## ASSIGNMENT
Among the entries below, find the lines with the word "Answer" and return them.

BEGIN INPUT DATA

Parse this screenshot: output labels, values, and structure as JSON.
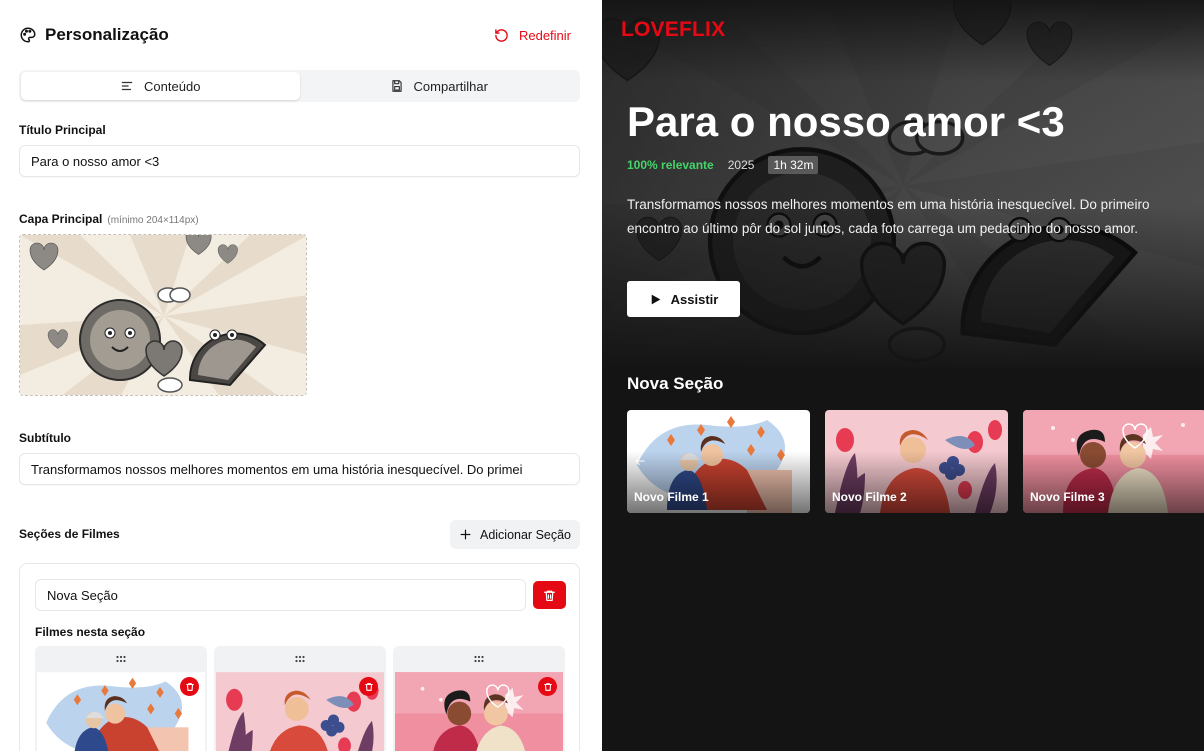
{
  "editor": {
    "title": "Personalização",
    "reset_label": "Redefinir",
    "tabs": [
      {
        "label": "Conteúdo",
        "icon": "align-left-icon",
        "active": true
      },
      {
        "label": "Compartilhar",
        "icon": "save-icon",
        "active": false
      }
    ],
    "main_title": {
      "label": "Título Principal",
      "value": "Para o nosso amor <3"
    },
    "cover": {
      "label": "Capa Principal",
      "hint": "(mínimo 204×114px)"
    },
    "subtitle": {
      "label": "Subtítulo",
      "value": "Transformamos nossos melhores momentos em uma história inesquecível. Do primei"
    },
    "sections": {
      "label": "Seções de Filmes",
      "add_label": "Adicionar Seção",
      "items": [
        {
          "name": "Nova Seção",
          "films_label": "Filmes nesta seção"
        }
      ]
    }
  },
  "preview": {
    "brand": "LOVEFLIX",
    "title": "Para o nosso amor <3",
    "relevance": "100% relevante",
    "year": "2025",
    "duration": "1h 32m",
    "description": "Transformamos nossos melhores momentos em uma história inesquecível. Do primeiro encontro ao último pôr do sol juntos, cada foto carrega um pedacinho do nosso amor.",
    "watch_label": "Assistir",
    "row": {
      "title": "Nova Seção",
      "cards": [
        {
          "label": "Novo Filme 1"
        },
        {
          "label": "Novo Filme 2"
        },
        {
          "label": "Novo Filme 3"
        }
      ]
    }
  },
  "colors": {
    "accent_red": "#e50914",
    "relevance_green": "#46d369",
    "preview_bg": "#141414"
  }
}
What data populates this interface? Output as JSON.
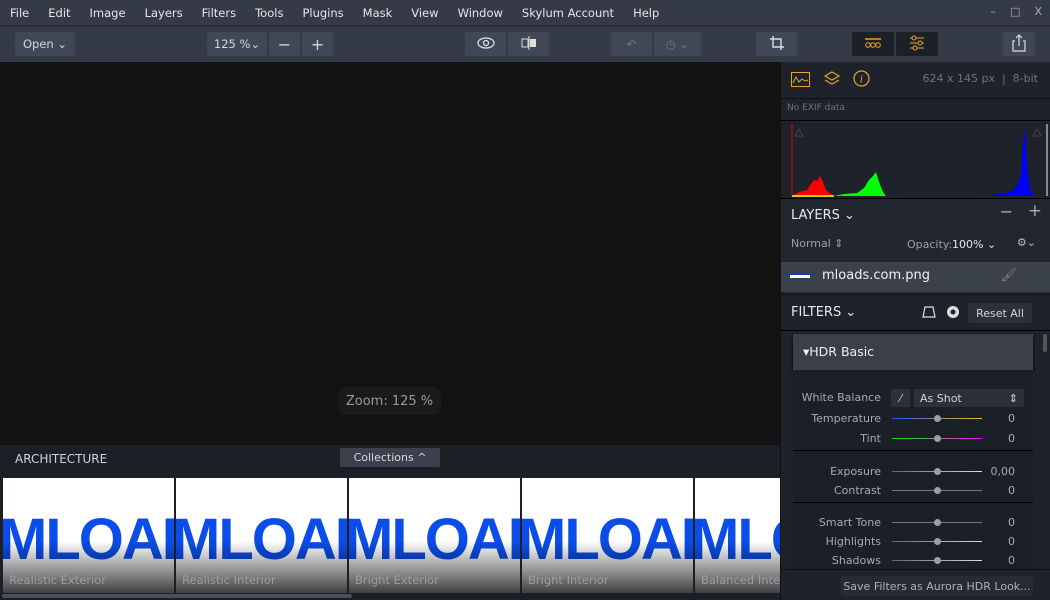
{
  "menu": [
    "File",
    "Edit",
    "Image",
    "Layers",
    "Filters",
    "Tools",
    "Plugins",
    "Mask",
    "View",
    "Window",
    "Skylum Account",
    "Help"
  ],
  "window_controls": {
    "minimize": "–",
    "maximize": "□",
    "close": "X"
  },
  "toolbar": {
    "open_label": "Open",
    "zoom_value": "125 %",
    "minus": "−",
    "plus": "+"
  },
  "canvas": {
    "zoom_badge": "Zoom: 125 %"
  },
  "presets": {
    "category": "ARCHITECTURE",
    "collections_label": "Collections",
    "logo_text": "MLOADS",
    "items": [
      {
        "label": "Realistic Exterior"
      },
      {
        "label": "Realistic Interior"
      },
      {
        "label": "Bright Exterior"
      },
      {
        "label": "Bright Interior"
      },
      {
        "label": "Balanced Interior"
      }
    ]
  },
  "info": {
    "image_info": "624 x 145 px  |  8-bit",
    "exif": "No EXIF data",
    "accent": "#e8a32a"
  },
  "layers": {
    "title": "LAYERS",
    "blend_mode": "Normal",
    "opacity_label": "Opacity:",
    "opacity_value": "100%",
    "layer_name": "mloads.com.png"
  },
  "filters": {
    "title": "FILTERS",
    "reset_label": "Reset All",
    "section": "HDR Basic",
    "white_balance_label": "White Balance",
    "white_balance_value": "As Shot",
    "sliders": [
      {
        "label": "Temperature",
        "value": "0"
      },
      {
        "label": "Tint",
        "value": "0"
      },
      {
        "label": "Exposure",
        "value": "0,00"
      },
      {
        "label": "Contrast",
        "value": "0"
      },
      {
        "label": "Smart Tone",
        "value": "0"
      },
      {
        "label": "Highlights",
        "value": "0"
      },
      {
        "label": "Shadows",
        "value": "0"
      }
    ],
    "save_label": "Save Filters as Aurora HDR Look..."
  }
}
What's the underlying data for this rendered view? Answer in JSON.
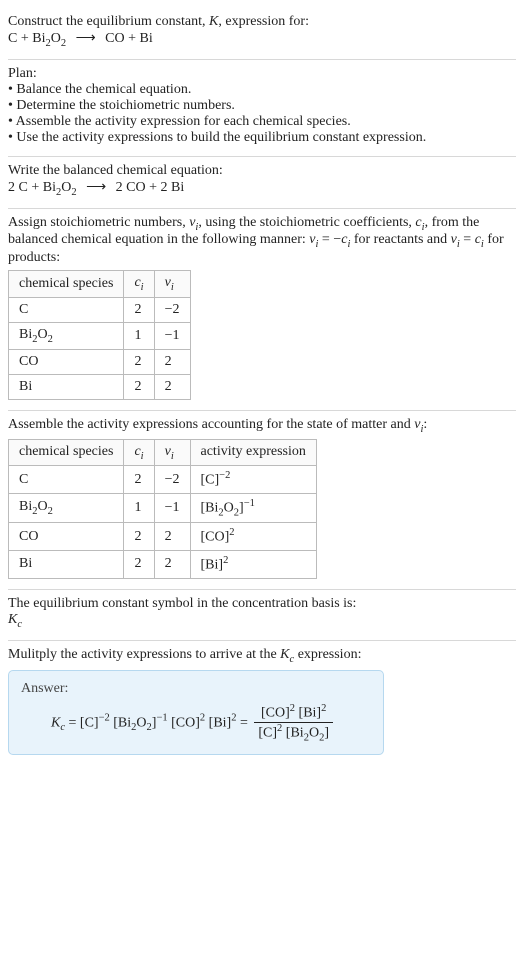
{
  "intro": {
    "line1": "Construct the equilibrium constant, ",
    "K": "K",
    "line1b": ", expression for:",
    "eq_unbalanced_lhs1": "C + Bi",
    "eq_unbalanced_lhs2": "O",
    "eq_unbalanced_rhs": "CO + Bi",
    "arrow": "⟶"
  },
  "plan": {
    "heading": "Plan:",
    "b1": "• Balance the chemical equation.",
    "b2": "• Determine the stoichiometric numbers.",
    "b3": "• Assemble the activity expression for each chemical species.",
    "b4": "• Use the activity expressions to build the equilibrium constant expression."
  },
  "balanced": {
    "heading": "Write the balanced chemical equation:",
    "lhs_a": "2 C + Bi",
    "lhs_b": "O",
    "arrow": "⟶",
    "rhs": "2 CO + 2 Bi"
  },
  "stoich": {
    "text_a": "Assign stoichiometric numbers, ",
    "nu": "ν",
    "sub_i": "i",
    "text_b": ", using the stoichiometric coefficients, ",
    "c": "c",
    "text_c": ", from the balanced chemical equation in the following manner: ",
    "rule_react": " = −",
    "text_d": " for reactants and ",
    "rule_prod": " = ",
    "text_e": " for products:",
    "headers": {
      "h1": "chemical species",
      "h2": "cᵢ",
      "h3": "νᵢ"
    },
    "rows": [
      {
        "sp": "C",
        "ci": "2",
        "vi": "−2"
      },
      {
        "sp": "Bi2O2",
        "ci": "1",
        "vi": "−1"
      },
      {
        "sp": "CO",
        "ci": "2",
        "vi": "2"
      },
      {
        "sp": "Bi",
        "ci": "2",
        "vi": "2"
      }
    ]
  },
  "activity": {
    "heading_a": "Assemble the activity expressions accounting for the state of matter and ",
    "heading_b": ":",
    "headers": {
      "h1": "chemical species",
      "h2": "cᵢ",
      "h3": "νᵢ",
      "h4": "activity expression"
    },
    "rows": [
      {
        "sp": "C",
        "ci": "2",
        "vi": "−2",
        "ae_base": "[C]",
        "ae_exp": "−2"
      },
      {
        "sp": "Bi2O2",
        "ci": "1",
        "vi": "−1",
        "ae_base": "[Bi2O2]",
        "ae_exp": "−1"
      },
      {
        "sp": "CO",
        "ci": "2",
        "vi": "2",
        "ae_base": "[CO]",
        "ae_exp": "2"
      },
      {
        "sp": "Bi",
        "ci": "2",
        "vi": "2",
        "ae_base": "[Bi]",
        "ae_exp": "2"
      }
    ]
  },
  "symbol": {
    "text": "The equilibrium constant symbol in the concentration basis is:",
    "K": "K",
    "c": "c"
  },
  "final": {
    "heading": "Mulitply the activity expressions to arrive at the ",
    "heading_b": " expression:",
    "answer": "Answer:",
    "Kc": "K",
    "c": "c",
    "eq": " = ",
    "t1": "[C]",
    "e1": "−2",
    "t2": " [Bi",
    "t2b": "O",
    "t2c": "]",
    "e2": "−1",
    "t3": " [CO]",
    "e3": "2",
    "t4": " [Bi]",
    "e4": "2",
    "num_a": "[CO]",
    "num_a_e": "2",
    "num_b": " [Bi]",
    "num_b_e": "2",
    "den_a": "[C]",
    "den_a_e": "2",
    "den_b": " [Bi",
    "den_b2": "O",
    "den_b3": "]"
  }
}
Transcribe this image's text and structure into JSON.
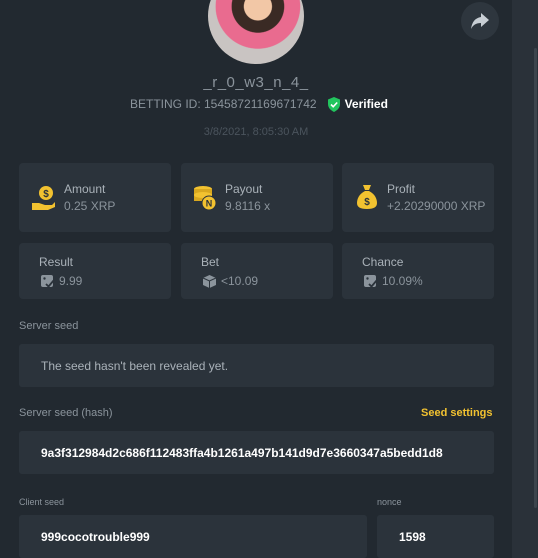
{
  "profile": {
    "username": "_r_0_w3_n_4_",
    "betting_id": "BETTING ID: 15458721169671742",
    "verified_label": "Verified",
    "timestamp": "3/8/2021, 8:05:30 AM"
  },
  "stats": {
    "amount": {
      "label": "Amount",
      "value": "0.25 XRP",
      "icon": "money-bag-hand-icon"
    },
    "payout": {
      "label": "Payout",
      "value": "9.8116 x",
      "icon": "coin-stack-icon"
    },
    "profit": {
      "label": "Profit",
      "value": "+2.20290000 XRP",
      "icon": "money-sack-icon"
    },
    "result": {
      "label": "Result",
      "value": "9.99",
      "icon": "dice-check-icon"
    },
    "bet": {
      "label": "Bet",
      "value": "<10.09",
      "icon": "dice-icon"
    },
    "chance": {
      "label": "Chance",
      "value": "10.09%",
      "icon": "dice-check-icon"
    }
  },
  "fairness": {
    "server_seed_label": "Server seed",
    "server_seed_value": "The seed hasn't been revealed yet.",
    "server_seed_hash_label": "Server seed (hash)",
    "seed_settings_label": "Seed settings",
    "server_seed_hash_value": "9a3f312984d2c686f112483ffa4b1261a497b141d9d7e3660347a5bedd1d8",
    "client_seed_label": "Client seed",
    "client_seed_value": "999cocotrouble999",
    "nonce_label": "nonce",
    "nonce_value": "1598"
  },
  "colors": {
    "accent": "#f2c230",
    "verified": "#22c55e",
    "background": "#222930",
    "card": "#2b333b"
  }
}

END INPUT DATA

## REPLY TO THE TASK
What's the underlying data for this rendered view? Answer in JSON.
    "answer": "Answer:",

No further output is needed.